failure of the defendant to call him to testify at trial, or from the alleged
absence of records of inspection of the Little Theater, as urged by the
claimant, are immaterial. To the extent, however, that either or both of these
inferences could be understood to affect the claimant's burden of proof as to
whether the unevenness in the stage floor amounted to a dangerous condition,
neither is supported by the evidence in the record.
Sergeant Gallashaw testified that she included Professor McClennahan's name, as
a witness, in her report because his name was given to her by Ms. Gore, but that
she did not know if he actually observed the incident. Sergeant Gallashaw
testified that soon after the time of the incident she spoke to Professor
McClennahan over the telephone and asked him to submit a witness statement, but
that he did not.

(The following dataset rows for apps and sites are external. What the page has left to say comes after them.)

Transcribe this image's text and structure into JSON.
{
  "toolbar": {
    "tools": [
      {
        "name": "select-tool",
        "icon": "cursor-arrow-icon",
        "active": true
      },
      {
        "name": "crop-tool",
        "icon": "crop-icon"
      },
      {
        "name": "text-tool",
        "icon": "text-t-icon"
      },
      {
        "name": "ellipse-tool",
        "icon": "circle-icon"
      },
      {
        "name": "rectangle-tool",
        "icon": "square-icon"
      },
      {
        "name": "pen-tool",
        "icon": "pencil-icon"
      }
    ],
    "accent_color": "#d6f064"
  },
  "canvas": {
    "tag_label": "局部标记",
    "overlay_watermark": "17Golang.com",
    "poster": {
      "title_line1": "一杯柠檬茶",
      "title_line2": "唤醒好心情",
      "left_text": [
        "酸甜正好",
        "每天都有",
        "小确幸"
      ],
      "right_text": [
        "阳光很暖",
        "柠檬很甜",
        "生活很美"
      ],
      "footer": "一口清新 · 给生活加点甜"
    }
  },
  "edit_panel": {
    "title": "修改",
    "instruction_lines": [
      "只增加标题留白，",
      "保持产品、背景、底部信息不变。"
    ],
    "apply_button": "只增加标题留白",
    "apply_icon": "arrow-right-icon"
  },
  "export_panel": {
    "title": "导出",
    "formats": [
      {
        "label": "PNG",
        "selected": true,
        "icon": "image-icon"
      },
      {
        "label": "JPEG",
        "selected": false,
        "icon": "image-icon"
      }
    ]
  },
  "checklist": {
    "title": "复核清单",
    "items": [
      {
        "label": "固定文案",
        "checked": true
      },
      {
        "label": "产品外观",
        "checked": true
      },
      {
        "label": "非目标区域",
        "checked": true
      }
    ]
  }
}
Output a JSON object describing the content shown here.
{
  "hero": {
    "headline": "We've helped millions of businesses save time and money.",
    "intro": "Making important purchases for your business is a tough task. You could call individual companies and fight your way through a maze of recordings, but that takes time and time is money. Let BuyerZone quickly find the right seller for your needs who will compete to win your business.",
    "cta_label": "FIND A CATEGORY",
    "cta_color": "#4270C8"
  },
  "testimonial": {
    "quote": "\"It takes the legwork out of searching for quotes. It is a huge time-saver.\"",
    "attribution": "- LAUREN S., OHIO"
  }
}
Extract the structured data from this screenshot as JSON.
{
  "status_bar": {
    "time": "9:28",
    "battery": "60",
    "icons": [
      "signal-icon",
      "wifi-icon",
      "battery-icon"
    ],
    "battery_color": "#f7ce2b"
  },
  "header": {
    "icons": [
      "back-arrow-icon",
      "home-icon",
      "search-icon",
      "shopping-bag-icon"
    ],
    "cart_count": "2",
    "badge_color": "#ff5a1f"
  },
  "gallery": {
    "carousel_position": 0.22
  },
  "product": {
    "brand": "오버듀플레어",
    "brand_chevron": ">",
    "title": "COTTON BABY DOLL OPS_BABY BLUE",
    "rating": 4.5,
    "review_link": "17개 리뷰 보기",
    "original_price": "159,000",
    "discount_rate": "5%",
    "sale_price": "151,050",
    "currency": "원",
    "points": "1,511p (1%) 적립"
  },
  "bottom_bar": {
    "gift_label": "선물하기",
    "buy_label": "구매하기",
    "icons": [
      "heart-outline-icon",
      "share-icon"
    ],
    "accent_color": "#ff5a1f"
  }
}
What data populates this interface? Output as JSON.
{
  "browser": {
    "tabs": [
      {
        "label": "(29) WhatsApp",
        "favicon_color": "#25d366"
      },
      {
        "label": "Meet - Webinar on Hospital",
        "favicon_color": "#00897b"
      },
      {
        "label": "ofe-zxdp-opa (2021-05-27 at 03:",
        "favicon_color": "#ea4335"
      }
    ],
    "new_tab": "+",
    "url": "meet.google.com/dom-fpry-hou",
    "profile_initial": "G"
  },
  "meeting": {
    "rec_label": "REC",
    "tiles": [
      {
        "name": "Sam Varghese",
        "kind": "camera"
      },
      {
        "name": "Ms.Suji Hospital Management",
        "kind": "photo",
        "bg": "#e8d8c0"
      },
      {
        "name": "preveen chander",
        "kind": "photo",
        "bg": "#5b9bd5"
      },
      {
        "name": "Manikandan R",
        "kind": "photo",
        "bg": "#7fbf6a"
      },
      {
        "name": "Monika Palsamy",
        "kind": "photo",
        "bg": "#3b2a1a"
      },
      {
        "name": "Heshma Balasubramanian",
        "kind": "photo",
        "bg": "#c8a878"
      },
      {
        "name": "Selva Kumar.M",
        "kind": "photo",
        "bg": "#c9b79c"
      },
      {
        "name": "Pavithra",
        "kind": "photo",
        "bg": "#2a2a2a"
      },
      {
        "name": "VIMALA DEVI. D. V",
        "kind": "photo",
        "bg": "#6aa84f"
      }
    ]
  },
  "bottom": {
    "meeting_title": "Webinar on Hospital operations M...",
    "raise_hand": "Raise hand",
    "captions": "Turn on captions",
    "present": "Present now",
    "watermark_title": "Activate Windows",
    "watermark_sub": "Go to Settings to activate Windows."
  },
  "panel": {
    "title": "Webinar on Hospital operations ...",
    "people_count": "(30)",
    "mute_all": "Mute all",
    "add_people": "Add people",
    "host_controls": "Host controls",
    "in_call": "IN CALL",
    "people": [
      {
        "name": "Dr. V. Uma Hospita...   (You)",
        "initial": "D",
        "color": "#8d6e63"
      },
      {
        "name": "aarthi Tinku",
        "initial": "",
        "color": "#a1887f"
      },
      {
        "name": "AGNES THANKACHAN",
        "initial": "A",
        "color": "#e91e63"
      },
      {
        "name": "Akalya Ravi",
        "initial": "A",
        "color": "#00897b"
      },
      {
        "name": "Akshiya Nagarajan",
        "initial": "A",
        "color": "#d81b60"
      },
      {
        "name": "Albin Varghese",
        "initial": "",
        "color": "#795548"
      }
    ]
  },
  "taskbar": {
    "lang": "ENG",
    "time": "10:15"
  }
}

On a second occasion she attempted to contact him, but he was
unavailable. She did not make any further attempts to contact him, and never
received a statement from him.
See, e.g., Savage v Thomas J. Shea Funeral Home, Inc
Nothing in the record would indicate that Professor McClennahan should have
been expected to testify favorably to the defendant, nor is it disputed by the
claimant that he was no longer employed by the defendant, or otherwise within
its control, at the time of trial.
., 212 AD2d 875; 1A
NY PJI3d 98; Michael M. Martin, et al., New York Evidence Handbook,
§220.127.116.11, p. 174.
With respect to the claimant's contention that actual notice of a dangerous
condition should be inferred from the defendant's failure to produce records of
inspections of the Little Theater, there is no evidence in the record that
documents existed which were not produced.
See, e.g. Fares v Fox
, 198 AD2d 396. Carlos Larios, Supervisor of
Maintenance at York College, in his deposition testimony (Claimant's Exhibit
19), testified that although his duties included the preparation of records of
inspections he made of buildings on campus, no inspections of the Little Theater
were made, and that no inspection records concerning the Little Theater were
prepared. Sergeant Gallashaw did not testify that inspection records existed.
She testified about "security notices" which, she said, are not the same as
inspection records, the preparation of which were not within her
All motions at trial not specifically ruled upon are denied.
In accordance with the foregoing, the claim is dismissed.
LET JUDGMENT BE ENTERED ACCORDINGLY.